The French Parti Socialiste (PS) has defeated President Sarkozy's right-wing UMP party in local elections. In the same poll, the revolutionary socialist LCR made small but significant and impressive gains.
Since his election last year, Sarkozy has been battered by waves of working-class action - by rail workers, civil servants, students and more recently strikers in the private sector too.

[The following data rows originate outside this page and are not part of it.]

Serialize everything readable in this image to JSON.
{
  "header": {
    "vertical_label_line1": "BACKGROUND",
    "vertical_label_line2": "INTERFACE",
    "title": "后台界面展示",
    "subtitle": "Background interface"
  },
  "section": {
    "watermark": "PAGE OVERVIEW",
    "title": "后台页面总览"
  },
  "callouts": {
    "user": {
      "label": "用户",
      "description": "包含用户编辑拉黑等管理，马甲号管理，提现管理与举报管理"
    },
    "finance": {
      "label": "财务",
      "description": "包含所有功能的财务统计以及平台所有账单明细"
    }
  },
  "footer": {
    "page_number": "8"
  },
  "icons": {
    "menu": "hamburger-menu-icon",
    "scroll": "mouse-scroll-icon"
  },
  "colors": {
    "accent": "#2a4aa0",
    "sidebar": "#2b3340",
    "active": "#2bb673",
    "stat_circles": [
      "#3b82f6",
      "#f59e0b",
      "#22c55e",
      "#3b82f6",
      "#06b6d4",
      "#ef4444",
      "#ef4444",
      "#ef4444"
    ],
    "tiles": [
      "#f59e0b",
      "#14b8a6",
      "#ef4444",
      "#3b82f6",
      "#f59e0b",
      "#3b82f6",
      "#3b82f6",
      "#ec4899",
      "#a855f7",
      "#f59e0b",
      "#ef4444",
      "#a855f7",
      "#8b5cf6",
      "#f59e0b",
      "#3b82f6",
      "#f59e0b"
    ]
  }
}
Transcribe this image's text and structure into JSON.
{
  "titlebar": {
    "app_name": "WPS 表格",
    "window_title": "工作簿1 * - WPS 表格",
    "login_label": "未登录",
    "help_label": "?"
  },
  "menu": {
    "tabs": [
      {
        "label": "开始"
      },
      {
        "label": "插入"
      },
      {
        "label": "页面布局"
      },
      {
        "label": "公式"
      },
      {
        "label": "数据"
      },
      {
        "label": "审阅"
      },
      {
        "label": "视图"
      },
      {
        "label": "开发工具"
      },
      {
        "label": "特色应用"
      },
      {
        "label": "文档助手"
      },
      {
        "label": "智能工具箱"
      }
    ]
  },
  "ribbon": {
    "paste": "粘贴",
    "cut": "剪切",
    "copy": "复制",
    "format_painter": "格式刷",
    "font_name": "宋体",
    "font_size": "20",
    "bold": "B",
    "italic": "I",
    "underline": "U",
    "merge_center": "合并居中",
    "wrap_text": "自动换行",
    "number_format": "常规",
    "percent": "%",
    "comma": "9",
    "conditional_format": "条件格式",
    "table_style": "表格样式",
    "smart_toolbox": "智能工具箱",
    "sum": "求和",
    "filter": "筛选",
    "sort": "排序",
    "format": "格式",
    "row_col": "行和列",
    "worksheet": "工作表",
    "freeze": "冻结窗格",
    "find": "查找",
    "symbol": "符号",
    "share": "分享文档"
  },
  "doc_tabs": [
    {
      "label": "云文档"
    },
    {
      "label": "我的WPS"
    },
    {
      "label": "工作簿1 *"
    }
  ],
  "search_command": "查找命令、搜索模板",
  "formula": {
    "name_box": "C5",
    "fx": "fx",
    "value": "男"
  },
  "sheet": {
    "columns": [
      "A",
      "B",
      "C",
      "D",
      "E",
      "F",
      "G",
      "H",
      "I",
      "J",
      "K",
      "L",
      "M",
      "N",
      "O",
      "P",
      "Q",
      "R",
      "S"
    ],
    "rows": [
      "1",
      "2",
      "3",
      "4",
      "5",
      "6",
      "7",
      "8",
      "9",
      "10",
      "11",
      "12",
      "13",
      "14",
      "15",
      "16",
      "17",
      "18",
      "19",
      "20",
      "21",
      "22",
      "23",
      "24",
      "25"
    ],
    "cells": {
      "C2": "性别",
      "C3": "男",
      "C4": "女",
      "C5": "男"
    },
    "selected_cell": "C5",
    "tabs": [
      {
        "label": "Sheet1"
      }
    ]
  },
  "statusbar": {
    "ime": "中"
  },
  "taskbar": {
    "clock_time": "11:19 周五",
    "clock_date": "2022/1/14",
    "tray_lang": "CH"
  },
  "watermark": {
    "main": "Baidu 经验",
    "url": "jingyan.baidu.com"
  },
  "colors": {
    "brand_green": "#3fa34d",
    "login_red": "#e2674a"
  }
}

Now the working class has delivered another blow at the ballot box (unfortunately using the soft, blunt weapon of the PS). Rouen, Amiens, Metz, Strasbourg, Toulouse, Reims, Caen, St-Etienne and numerous smaller municipalities fell to the PS. A number of government ministers were among the casualties, for instance Xavier Darcos, the education minister defeated as mayor of Périgueux in the South West.

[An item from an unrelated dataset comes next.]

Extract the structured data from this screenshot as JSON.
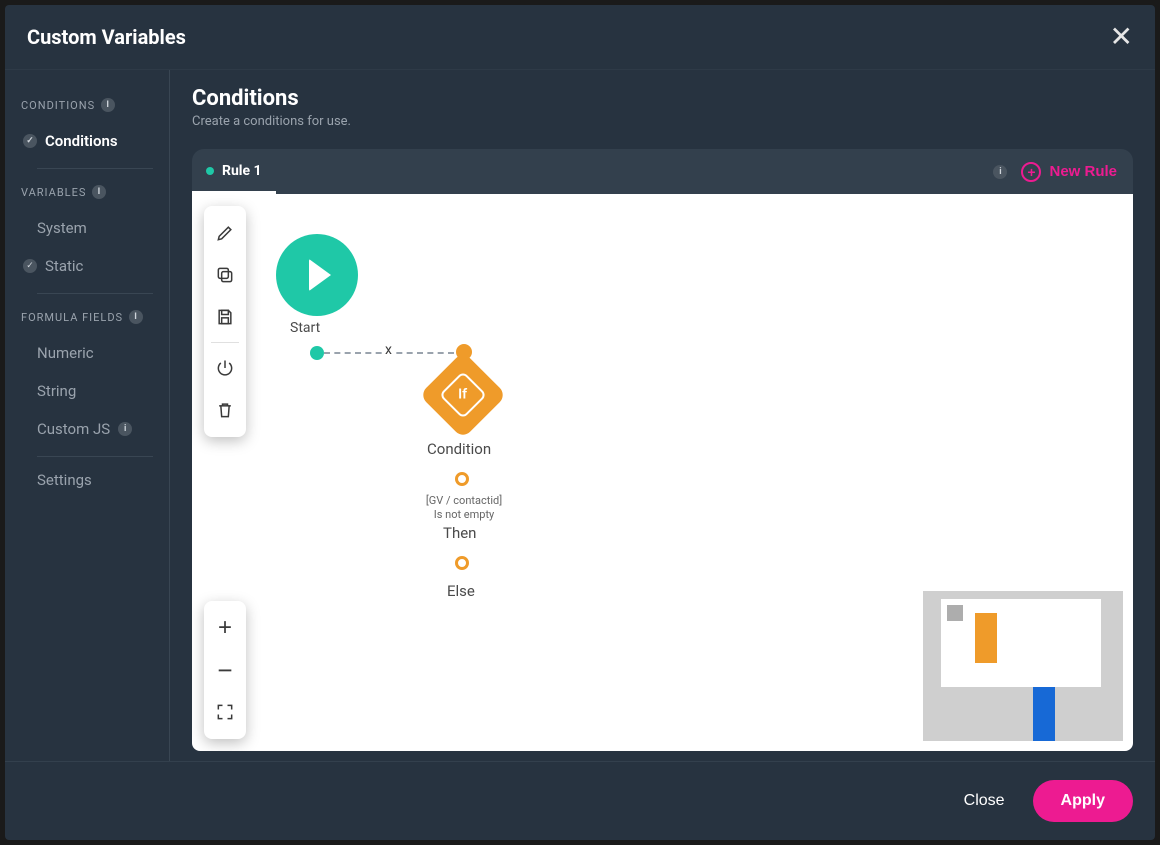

Perhaps even more significant were the results for the LCR. The lists it stood or participated in with others did significantly better than in previous elections. (The only note of caution to be sounded here is that in some places the lists seem to have been a bit of a hodge podge politically; eg one involving Breton nationalists.) According to the LCR website, over half of the 200 lists it backed got 5% or more of the vote in the first round of the elections, while 34 got more than 10%. In the second round, seven lists got more than 10%. In the shipbuilding town of Saint-Nazaire in the North West, the LCR list got 17% of the vote. More than 50 LCR candidates have been elected.

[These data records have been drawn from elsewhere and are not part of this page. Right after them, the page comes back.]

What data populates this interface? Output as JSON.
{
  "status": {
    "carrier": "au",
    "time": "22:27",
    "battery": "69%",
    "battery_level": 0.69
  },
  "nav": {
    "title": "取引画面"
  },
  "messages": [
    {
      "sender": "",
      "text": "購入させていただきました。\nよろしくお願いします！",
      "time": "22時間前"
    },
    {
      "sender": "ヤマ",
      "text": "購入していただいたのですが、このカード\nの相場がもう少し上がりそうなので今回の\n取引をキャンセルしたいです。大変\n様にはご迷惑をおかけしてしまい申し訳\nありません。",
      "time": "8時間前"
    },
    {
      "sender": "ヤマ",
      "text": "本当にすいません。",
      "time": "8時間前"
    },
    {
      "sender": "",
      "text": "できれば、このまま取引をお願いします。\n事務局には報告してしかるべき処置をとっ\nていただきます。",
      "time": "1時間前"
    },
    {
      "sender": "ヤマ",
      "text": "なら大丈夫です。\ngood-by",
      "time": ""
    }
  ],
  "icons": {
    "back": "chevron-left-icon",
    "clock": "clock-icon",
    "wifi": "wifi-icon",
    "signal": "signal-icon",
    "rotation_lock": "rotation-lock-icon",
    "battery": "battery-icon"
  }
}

France's other main far left group, Lutte Ouvriere, has not only refused to involve itself in the LCR's call for a new anti-capitalist party on the grounds that it would be insufficiently revolutionary; it also rejected the invitation to organise joint slates in the local elections, instead organising a number of joint lists with the PS and the Communist Party. Activists in LO's now-expelled minority faction explain this bizarre veering between sectarianism and opportunism as an attempt for the group to maintain itself now that it has lost the political initiative to the LCR. (In 1995, LO achieved won two million votes in the presidential elections, but has since then it has isolated itself by refusing to initiate or get involved in any attempt at working-class regroupment. In the last presidential it won 1.3% against 4.1% for the LCR, and unlike the LCR it is not growing significantly.)